Karpal Kaur Sandhu was the first female Asian and Sikh police officer in the UK. She joined the Metropolitan Police Service on 1 February 1971 and served in Walthamstow and Leyton during her tenure. It was before India itself had female police officers.
Speaking of today's commemorative virtual event, Romy Sandhu, the daughter of Karpal Kaur Sandhu, expressed her pride, saying, “I’m so proud of my mother, and her legacy as the UK’s first female police officer from an Asian and Sikh background. It’s wonderful that 50 years on she is remembered, and is an inspiration to generations of new female police officers joining the Met.”
Assistant Commissioner Helen Ball, said: “PC Karpal Kaur Sandhu was a true pioneer and ahead of her time. I have no doubt that her decision to join the Met Police in 1971 was a brave one and she would have faced considerable challenges along the way.

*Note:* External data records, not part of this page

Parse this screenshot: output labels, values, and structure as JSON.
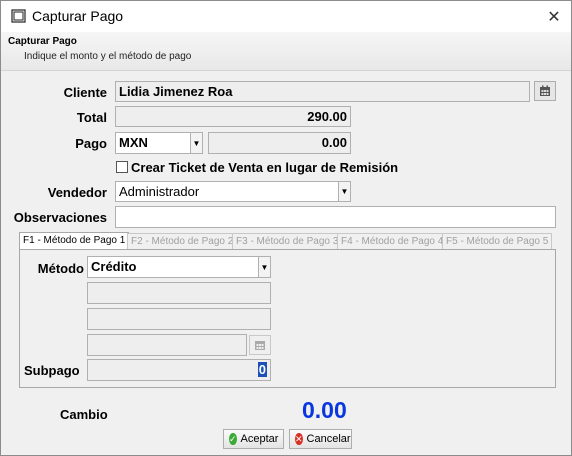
{
  "window": {
    "title": "Capturar Pago",
    "close_glyph": "✕"
  },
  "header": {
    "title": "Capturar Pago",
    "subtitle": "Indique el monto y el método de pago"
  },
  "form": {
    "cliente_label": "Cliente",
    "cliente_value": "Lidia Jimenez Roa",
    "total_label": "Total",
    "total_value": "290.00",
    "pago_label": "Pago",
    "moneda_value": "MXN",
    "pago_value": "0.00",
    "ticket_checkbox_label": "Crear Ticket de Venta en lugar de Remisión",
    "ticket_checked": false,
    "vendedor_label": "Vendedor",
    "vendedor_value": "Administrador",
    "observaciones_label": "Observaciones",
    "observaciones_value": ""
  },
  "tabs": [
    {
      "label": "F1 - Método de Pago 1",
      "active": true
    },
    {
      "label": "F2 - Método de Pago 2",
      "active": false
    },
    {
      "label": "F3 - Método de Pago 3",
      "active": false
    },
    {
      "label": "F4 - Método de Pago 4",
      "active": false
    },
    {
      "label": "F5 - Método de Pago 5",
      "active": false
    }
  ],
  "payment": {
    "metodo_label": "Método",
    "metodo_value": "Crédito",
    "extra1": "",
    "extra2": "",
    "extra3": "",
    "subpago_label": "Subpago",
    "subpago_value": "0"
  },
  "cambio": {
    "label": "Cambio",
    "value": "0.00"
  },
  "buttons": {
    "accept_label": "Aceptar",
    "cancel_label": "Cancelar"
  },
  "icons": {
    "app": "window-icon",
    "calendar": "calendar-icon",
    "accept": "check-circle-icon",
    "cancel": "x-circle-icon"
  },
  "colors": {
    "cambio": "#0a36e0",
    "accept_icon": "#3aaa35",
    "cancel_icon": "#d93025"
  }
}
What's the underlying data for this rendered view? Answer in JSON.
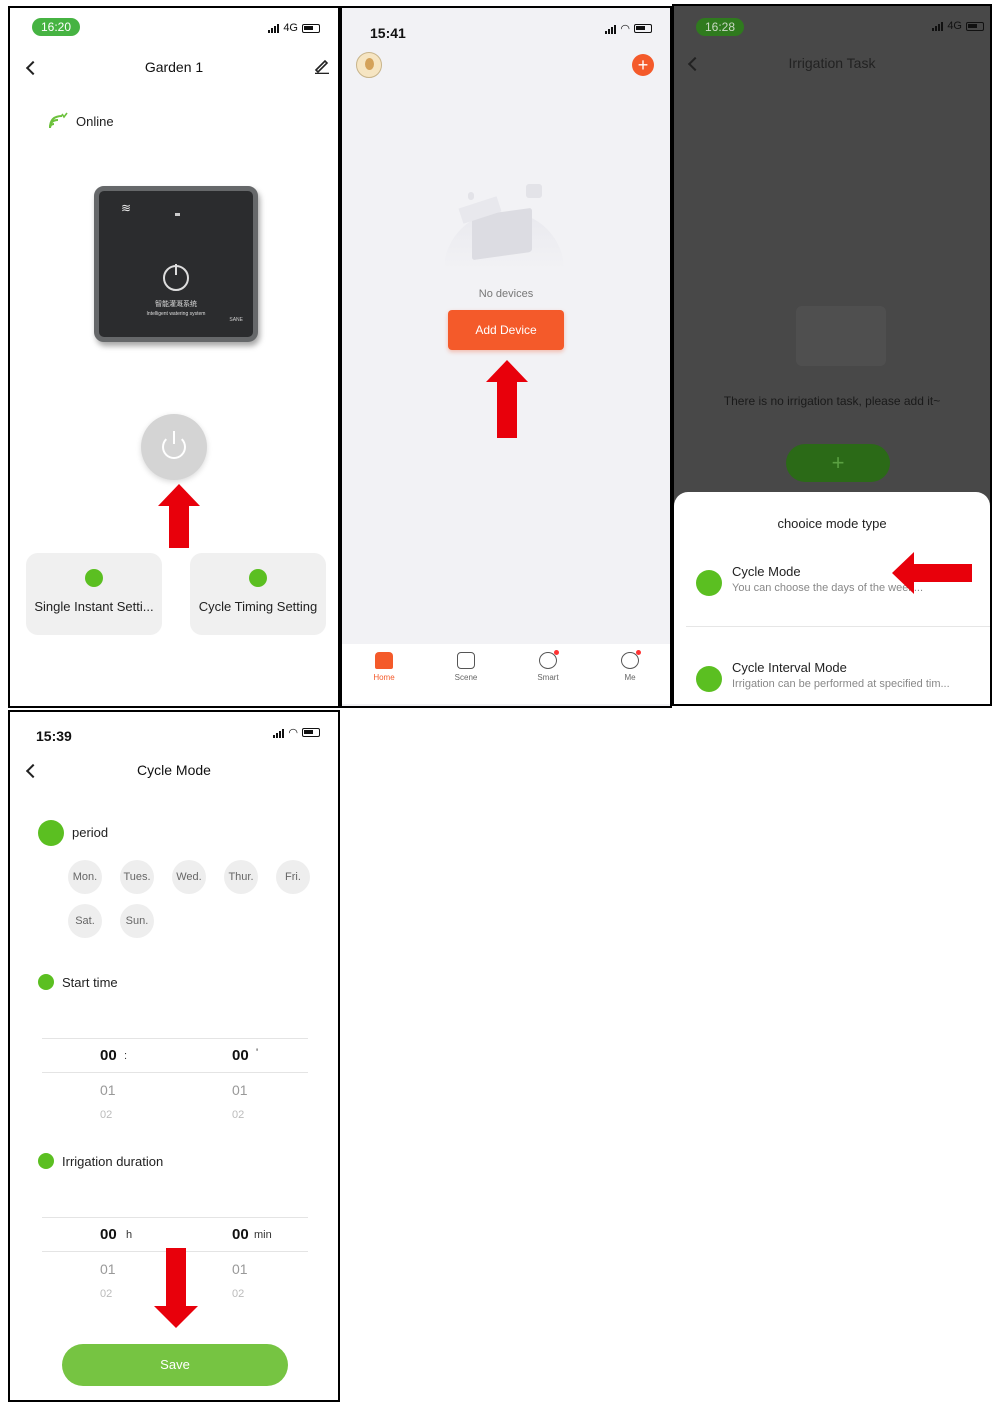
{
  "colors": {
    "accent_green": "#5bbf21",
    "accent_orange": "#f45a2a",
    "annotation_red": "#e8000b"
  },
  "panel1": {
    "time": "16:20",
    "network": "4G",
    "title": "Garden 1",
    "online_label": "Online",
    "device_caption_cn": "智能灌溉系统",
    "device_caption_en": "Intelligent watering system",
    "device_brand": "SANE",
    "buttons": [
      {
        "label": "Single Instant Setti...",
        "icon": "stopwatch-icon"
      },
      {
        "label": "Cycle Timing Setting",
        "icon": "alarm-clock-icon"
      }
    ]
  },
  "panel2": {
    "time": "15:41",
    "empty_text": "No devices",
    "add_button": "Add Device",
    "tabs": [
      {
        "label": "Home",
        "icon": "home-icon"
      },
      {
        "label": "Scene",
        "icon": "scene-icon"
      },
      {
        "label": "Smart",
        "icon": "smart-icon"
      },
      {
        "label": "Me",
        "icon": "profile-icon"
      }
    ]
  },
  "panel3": {
    "time": "16:28",
    "network": "4G",
    "title": "Irrigation Task",
    "empty_text": "There is no irrigation task, please add it~",
    "add_symbol": "+",
    "sheet_title": "chooice mode type",
    "options": [
      {
        "title": "Cycle Mode",
        "desc": "You can choose the days of the week..."
      },
      {
        "title": "Cycle Interval Mode",
        "desc": "Irrigation can be performed at specified tim..."
      }
    ]
  },
  "panel4": {
    "time": "15:39",
    "title": "Cycle Mode",
    "period_label": "period",
    "days": [
      "Mon.",
      "Tues.",
      "Wed.",
      "Thur.",
      "Fri.",
      "Sat.",
      "Sun."
    ],
    "start_time_label": "Start time",
    "start_picker": {
      "hour": [
        "00",
        "01",
        "02"
      ],
      "minute": [
        "00",
        "01",
        "02"
      ],
      "sep_hour": ":",
      "sep_min": "'"
    },
    "duration_label": "Irrigation duration",
    "duration_picker": {
      "hour": [
        "00",
        "01",
        "02"
      ],
      "minute": [
        "00",
        "01",
        "02"
      ],
      "unit_h": "h",
      "unit_min": "min"
    },
    "save_button": "Save"
  }
}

“As Britain’s and the Met’s first Asian female officer, Karpal paved the way for so many others who have gone into policing since 1971.

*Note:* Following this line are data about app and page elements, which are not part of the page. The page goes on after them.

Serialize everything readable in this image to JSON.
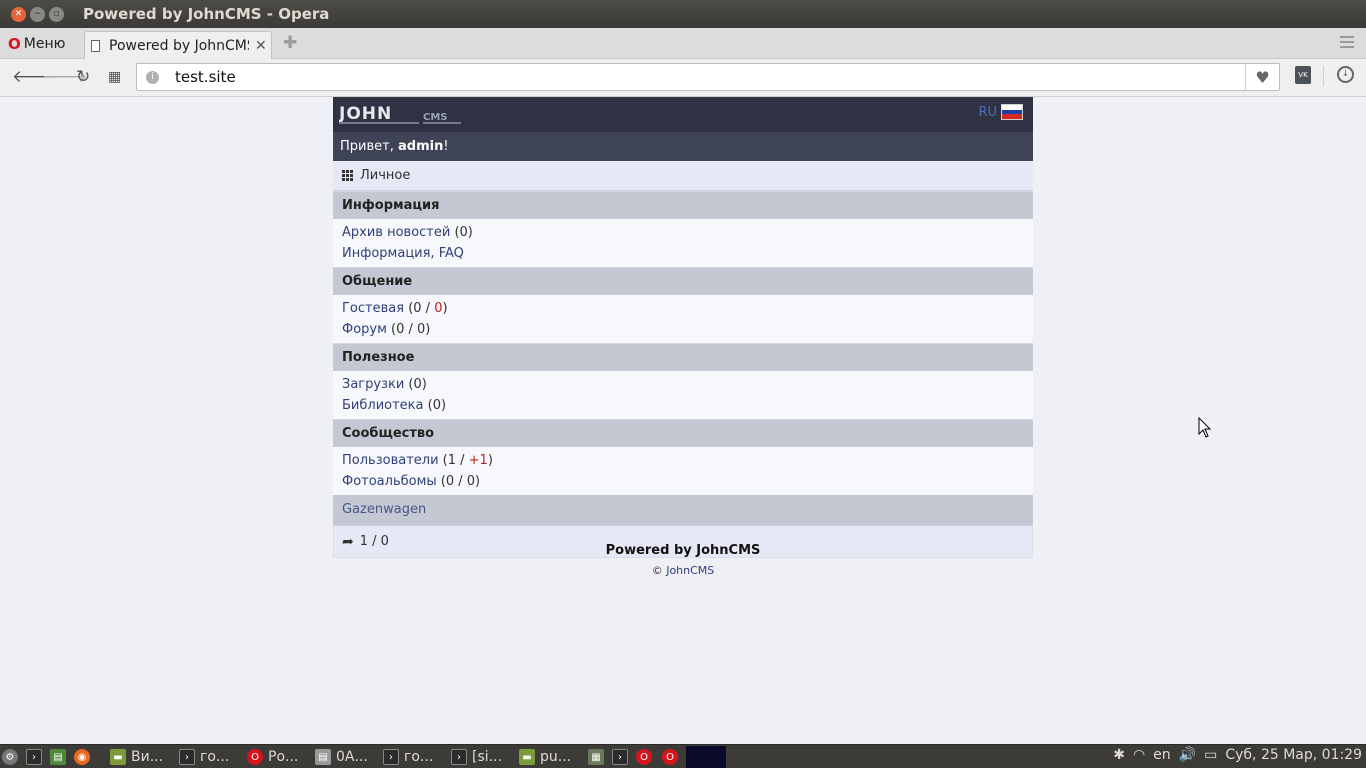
{
  "window": {
    "title": "Powered by JohnCMS - Opera"
  },
  "browser": {
    "menu_label": "Меню",
    "tab_title": "Powered by JohnCMS",
    "url": "test.site"
  },
  "site": {
    "logo_alt": "JOHN CMS",
    "lang": "RU",
    "greeting_prefix": "Привет, ",
    "username": "admin",
    "greeting_suffix": "!",
    "personal_label": "Личное",
    "sections": [
      {
        "title": "Информация",
        "items": [
          {
            "link": "Архив новостей",
            "count": " (0)"
          },
          {
            "link": "Информация, FAQ",
            "count": ""
          }
        ]
      },
      {
        "title": "Общение",
        "items": [
          {
            "link": "Гостевая",
            "count_a": " (0 / ",
            "count_red": "0",
            "count_b": ")"
          },
          {
            "link": "Форум",
            "count": " (0 / 0)"
          }
        ]
      },
      {
        "title": "Полезное",
        "items": [
          {
            "link": "Загрузки",
            "count": " (0)"
          },
          {
            "link": "Библиотека",
            "count": " (0)"
          }
        ]
      },
      {
        "title": "Сообщество",
        "items": [
          {
            "link": "Пользователи",
            "count_a": " (1 / ",
            "count_red": "+1",
            "count_b": ")"
          },
          {
            "link": "Фотоальбомы",
            "count": " (0 / 0)"
          }
        ]
      }
    ],
    "gazenwagen": "Gazenwagen",
    "counter": "1 / 0",
    "powered": "Powered by JohnCMS",
    "copyright_symbol": "© ",
    "copyright_link": "JohnCMS"
  },
  "taskbar": {
    "items": [
      "Ви...",
      "го...",
      "Ро...",
      "0А...",
      "го...",
      "[si...",
      "pu..."
    ],
    "lang": "en",
    "clock": "Суб, 25 Мар, 01:29"
  },
  "colors": {
    "opera_red": "#d6141c",
    "header_bg": "#2f3242",
    "section_bg": "#c4c8d2",
    "link": "#304078"
  }
}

“Fifty years to the day after PC Sandhu joined the Met, I am pleased that we are able to remember her life, her career and the legacy she has left policing.”

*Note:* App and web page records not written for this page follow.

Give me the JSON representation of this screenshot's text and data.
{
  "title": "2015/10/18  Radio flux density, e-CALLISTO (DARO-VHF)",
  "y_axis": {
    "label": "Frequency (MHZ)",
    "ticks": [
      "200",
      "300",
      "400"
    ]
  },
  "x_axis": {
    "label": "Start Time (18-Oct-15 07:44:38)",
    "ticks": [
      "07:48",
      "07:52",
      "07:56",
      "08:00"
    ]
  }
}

Ravjeet Gupta, chair of the Metropolitan Police Sikh Association, said: “Today, together with representatives from the Met’s Sikh Association, Met police officers and staff and the wider Sikh community, we remember Karpal’s special contribution to policing, as the UK’s first female Asian and Sikh police officer.
”Karpal was an invaluable ambassador for the Met who helped break down barriers with London’s communities and will always be remembered for being a trailblazer of her time.”
Sandhu was born to a Sikh family in Zanzibar, Tanzania, in 1943. She arrived in the United Kingdom in 1962, where she worked as a nurse. She joined the police force on February 1st 1971, and served in Hornsey, Leyton and Walthamstow.
Although Karpal had endless support her coworkers, her husband was not supportive of her choice of profession and in 1971, he took their two children with him to India, she recalled herself to duty in order to get back her children and return them to the United Kingdom, but her husband stayed in India.
In 1973, on November 4th two years after her husband upended, confronted her outside her house in Chelmsford Road, Walthamstow, where he murdered her.